Would things get better? Every election term, Nigeria’s citizens vote in a new set of public office holders, again setting themselves up for the worse. As poverty rates climb higher and the gap between the rich and poor grows wider, one thing is unflinching; Corruption.
Budget fraud, procurement fraud and outright embezzlement in sectors like health, water and education are leading causes of the rise in poverty rates in Nigeria.
A policy research report by Socio-Economic Rights and Accountability Project (SERAP) creates a direct link between corruption and poverty. According to the report, most cases of poverty occur when individuals are “denied access to safe, decent and healthy living”.
The 61-page report titled; ‘The ignored pandemic: How corruption in The Health, Education and Water Sectors Is Plunging Nigerians Further Into Poverty’, shared that over 27, million Nigerians live below poverty levels of which 57.3% are youths between 18 – 35 live in poor neighbourhoods with very little access to water, education or healthcare.
According to SERAP, despite the government’s existing poverty alleviation programmes, only 4.20% (2,357,940) of the nation’s population living under poverty lines have directly benefitted from these programmes in the past year.
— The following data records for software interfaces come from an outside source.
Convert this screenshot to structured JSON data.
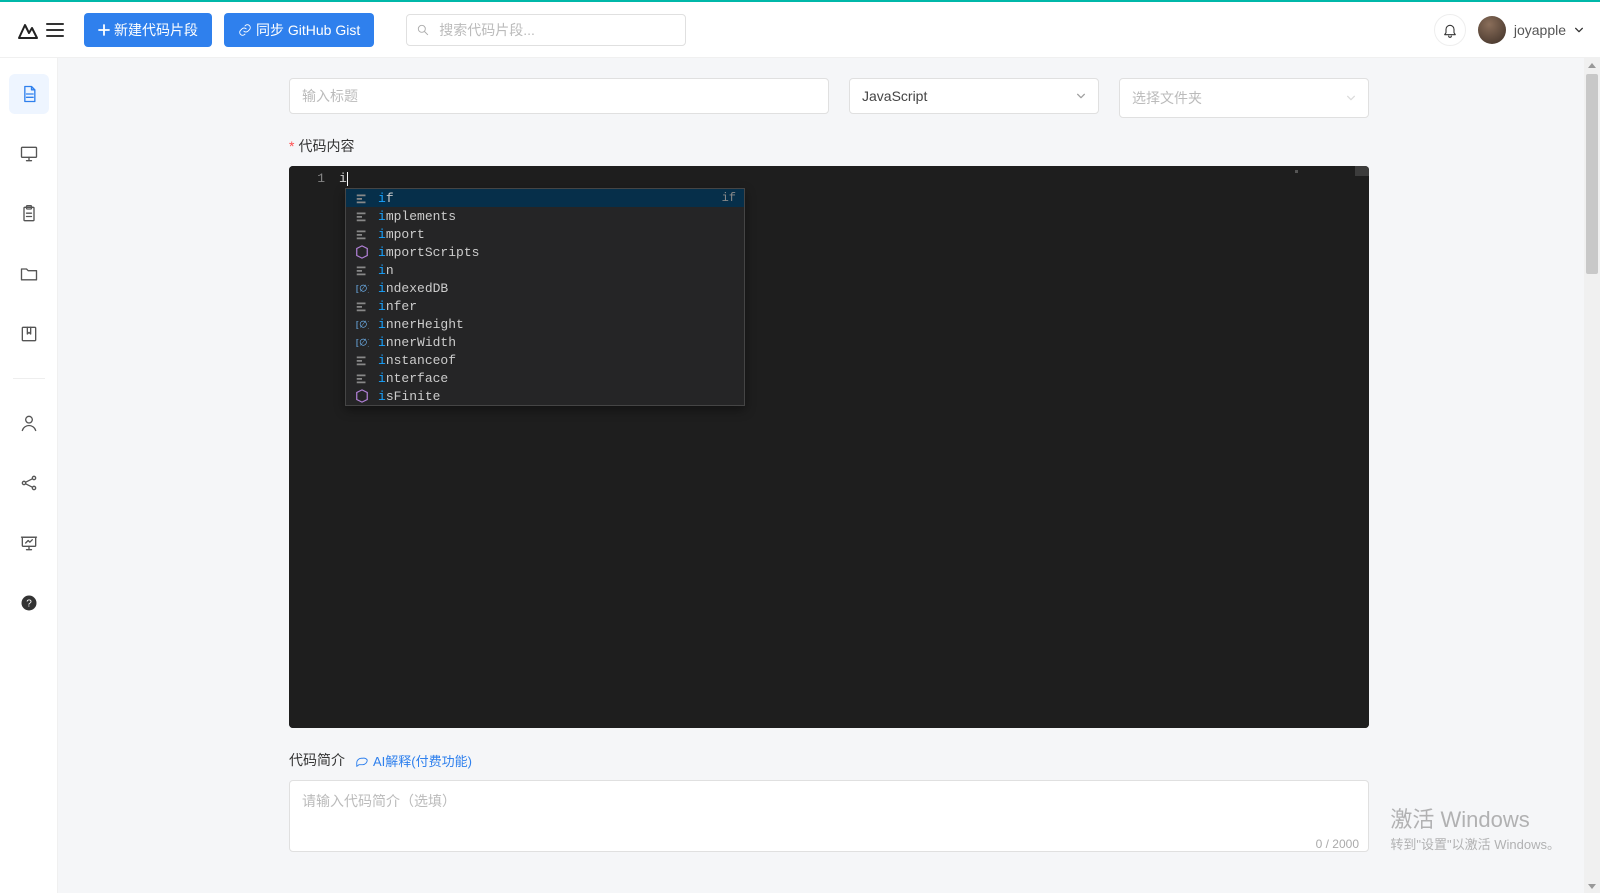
{
  "header": {
    "new_button": "新建代码片段",
    "sync_button": "同步 GitHub Gist",
    "search_placeholder": "搜索代码片段...",
    "username": "joyapple"
  },
  "form": {
    "title_placeholder": "输入标题",
    "language_value": "JavaScript",
    "folder_placeholder": "选择文件夹",
    "code_label": "代码内容",
    "desc_label": "代码简介",
    "ai_link": "AI解释(付费功能)",
    "desc_placeholder": "请输入代码简介（选填）",
    "char_counter": "0 / 2000"
  },
  "editor": {
    "line_number": "1",
    "typed": "i",
    "suggestions": [
      {
        "kind": "keyword",
        "text": "if",
        "detail": "if"
      },
      {
        "kind": "keyword",
        "text": "implements",
        "detail": ""
      },
      {
        "kind": "keyword",
        "text": "import",
        "detail": ""
      },
      {
        "kind": "module",
        "text": "importScripts",
        "detail": ""
      },
      {
        "kind": "keyword",
        "text": "in",
        "detail": ""
      },
      {
        "kind": "variable",
        "text": "indexedDB",
        "detail": ""
      },
      {
        "kind": "keyword",
        "text": "infer",
        "detail": ""
      },
      {
        "kind": "variable",
        "text": "innerHeight",
        "detail": ""
      },
      {
        "kind": "variable",
        "text": "innerWidth",
        "detail": ""
      },
      {
        "kind": "keyword",
        "text": "instanceof",
        "detail": ""
      },
      {
        "kind": "keyword",
        "text": "interface",
        "detail": ""
      },
      {
        "kind": "module",
        "text": "isFinite",
        "detail": ""
      }
    ]
  },
  "watermark": {
    "line1": "激活 Windows",
    "line2": "转到\"设置\"以激活 Windows。"
  }
}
A Breakdown Of Citizen’s Access To Clean Water And Medical Facilities
The report showed that only a meagre percentage of Nigeria’s citizens have access to well-treated water and adequate healthcare despite having functional sectors with budget allocations yearly.
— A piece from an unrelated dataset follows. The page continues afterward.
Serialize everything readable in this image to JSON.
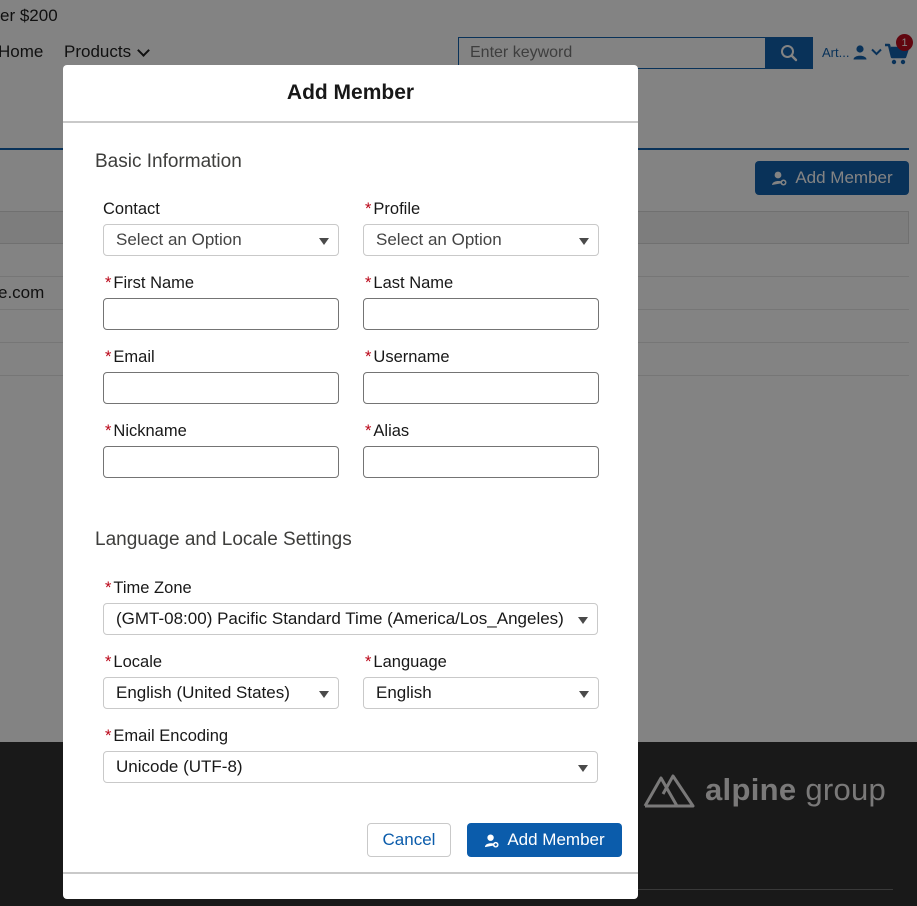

More than 10,626,673 (23.96%) of people living within poverty levels get water from streams and rivers rather than treated sources.
Up to 50.14% which is 22,237,953 people rely on personal wells and boreholes.
5.2% (19,088,083) of people living in poverty have been denied access to medical treatment in the past year.
52% (1,518,064) of people living in poverty in Nigeria have turned away because of the inability to pay for medical treatments.
A Breakdown Of Income And Poverty Rates In Nigeria
48.90% of people living in poverty, that is, more than 27,453,154 (twenty-seven million, four hundred and fifty-three thousand, one hundred and fifty-four) earn less than N100, 000 per annum.
Only 27.9% which is 15,663,456 (fifteen million, six hundred and sixty-three thousand, four hundred and fifty-six) earn between N100, 000 and N200, 000 per annum.
10.70% earn between N201, 000 and N300, 000 per annum while 12.50% earn more than N300,000 per annum.
The report also showed that 65% of people in poor neighbourhoods live in either one-bedroom or two-bedroom accommodation. Up to 4% of people living below or within poverty levels, that is, about 2,245,657 (two million, two hundred and forty-five thousand, six hundred and fifty-seven) are physically disabled.
To buttress the idea that people are victims and not perpetrators of corruption, SERAP shared that persons living under poverty levels are conditioned to accept poor services as “being good enough”.
What Can Be Done?
To combat poverty in Nigeria, corruption must be tackled especially in sectors that offer basic amenities to the citizens of the country. SERAP’s report is aimed at pointing stakeholders and policymakers to the damage of corruption and hopefully improve access to basic amenities for the citizens of Nigeria.
SERAP also implores the presidency “to promptly propose an executive bill to amend the Nigerian Constitution of 1999 (as amended) to recognize Nigerians’ socio-economic rights, including the rights to an adequate standard of living, education, quality healthcare, and clean water as legally enforceable human rights.